Like any good Iranian hostess, Saba would not let us leave without tea and a little dessert.  I'll tell you this: I might never again eat ice cream without a sprinkle of rosewater on top.  But before we got dessert, we had to do the jump.  You start with a mantra you direct at the fire:  "my yellow is yours, your red is mine".  It's a pledge that as a one year comes to a close and spring pops up all around us, we'll feed the fire all our sickliness and cowardice, and leap into the new year with all the heat and glowing life of the fire.  The world seems rife with challenges right now.  Sometimes it seems like they're too overwhelming to even begin to know how to deal.  Tonight, a declaration of the fire within us all is a good place to start.

Oh, and since the sabzi polo page on this blog has now surpassed the homepage in hits, let me give you people what you want:  Here is my detailed sabzi polo recipe, and here are a couple photos of the delicious finished product.  Let me know if you have any questions!
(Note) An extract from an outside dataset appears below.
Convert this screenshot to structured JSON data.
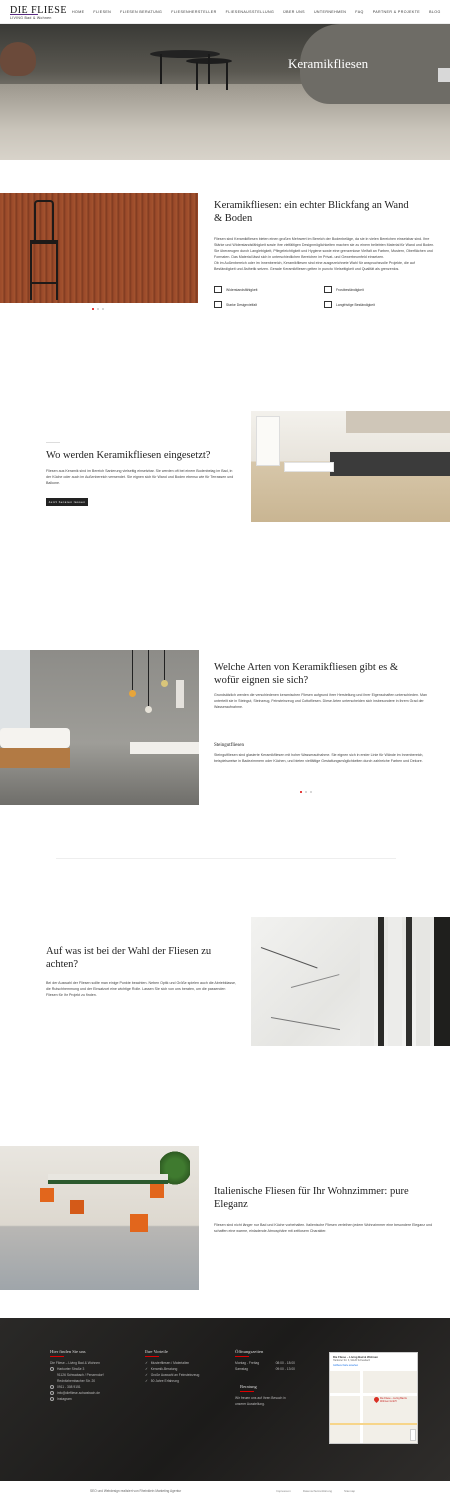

Thursday, March 10, 2011

Secret Places

Have you been to 55 Degree wine shop in Atwater Village?  Nice place, lots of wine, blahblahblah.  But did you know that if you step towards the cash register, there's a stairway that goes way down to a cellar that is a secret wine bar?  It's a treasure.

It's a pretty special space.  Much larger than the store itself, it's cavernous, and yet with its dim light, it's intimate.  It's a place for telling secrets.  Order a drink from the lovely person behind the counter -- in our cases, it was a flight of cavas, whose Spanish names the British barmaid lovingly pronounced with an Italian accent.  Maybe pick up a bite to eat from the food truck outside, or just grab a handful of almonds from the counter.  A few sips in, you'll find yourself sharing things you'd squeezed super-tight not to let out.  Your non-judgmentalness muscle will be challenged as your companion starts sharing taboo secret things of her own.  As you dip into the glass of mineraly Santa Barbara Giallo that you probably didn't need after the generous flight of bubbly, you'll find that that muscle is stronger than you'd even imagine.  And so are you.  Which, maybe, is a fact worth sharing.

55 Degree is at 3111 Glendale Blvd., just north of Glenfeliz.